** Required work **
In the entries below, how many lines hold the word "that"? Answer with the number only.
── Data
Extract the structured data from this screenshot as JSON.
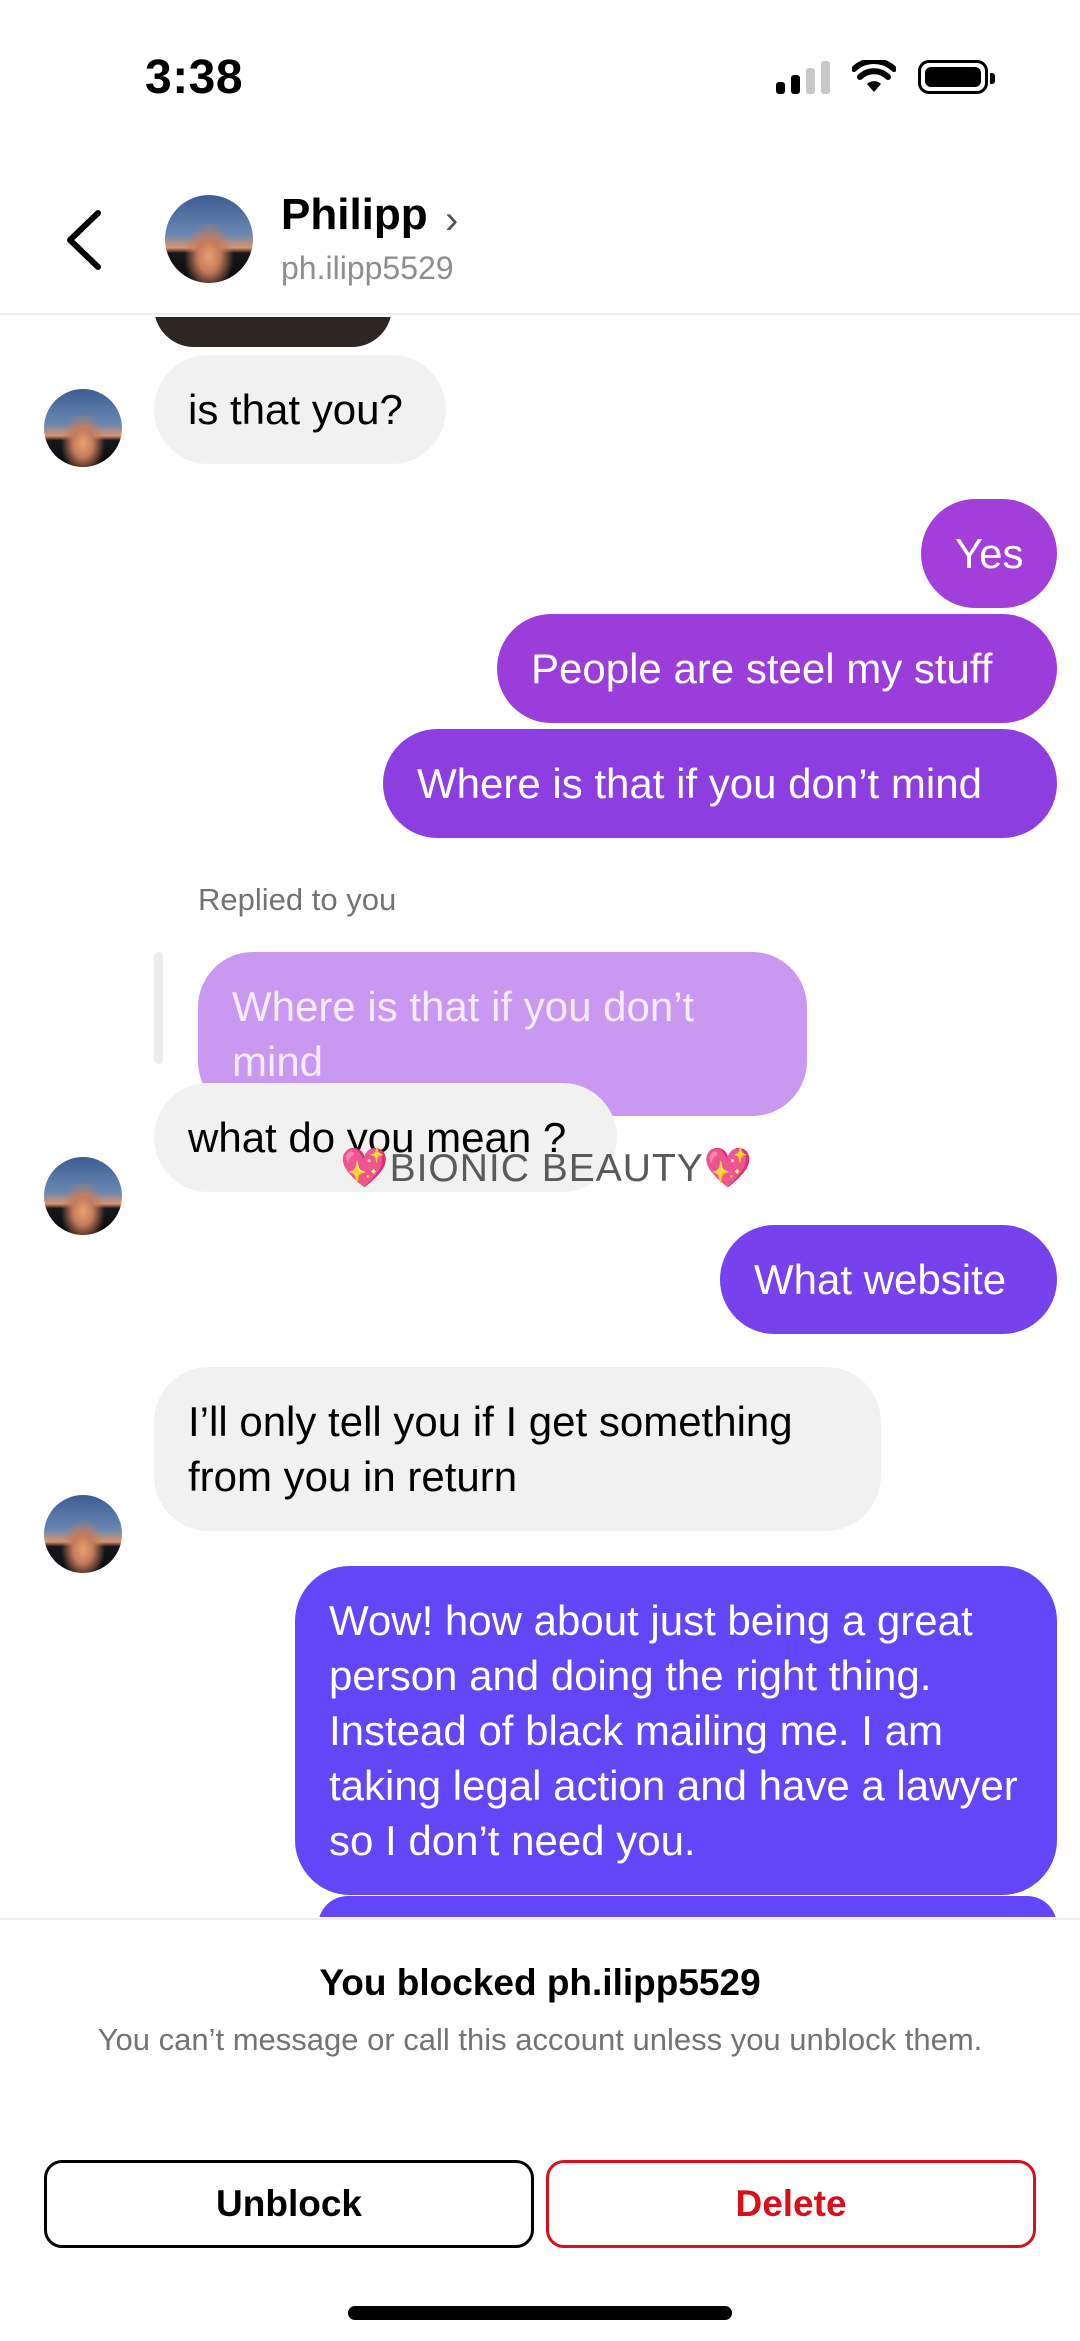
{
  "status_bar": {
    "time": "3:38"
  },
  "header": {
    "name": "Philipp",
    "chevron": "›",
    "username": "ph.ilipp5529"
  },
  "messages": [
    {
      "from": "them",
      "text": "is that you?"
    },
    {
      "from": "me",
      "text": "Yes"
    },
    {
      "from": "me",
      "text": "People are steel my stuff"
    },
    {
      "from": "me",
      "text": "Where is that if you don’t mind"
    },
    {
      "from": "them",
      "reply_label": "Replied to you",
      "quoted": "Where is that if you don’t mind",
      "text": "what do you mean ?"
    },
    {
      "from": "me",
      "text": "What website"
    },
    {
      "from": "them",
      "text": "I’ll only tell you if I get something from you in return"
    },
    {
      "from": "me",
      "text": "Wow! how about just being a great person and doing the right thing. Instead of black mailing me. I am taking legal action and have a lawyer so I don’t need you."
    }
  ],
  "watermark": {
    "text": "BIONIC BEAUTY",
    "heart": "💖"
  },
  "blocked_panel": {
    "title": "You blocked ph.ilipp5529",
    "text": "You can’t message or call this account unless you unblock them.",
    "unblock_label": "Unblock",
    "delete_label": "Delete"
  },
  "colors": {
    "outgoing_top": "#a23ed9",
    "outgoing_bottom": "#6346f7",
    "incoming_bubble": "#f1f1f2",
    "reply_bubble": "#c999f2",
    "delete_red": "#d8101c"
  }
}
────
** Response to the task **
3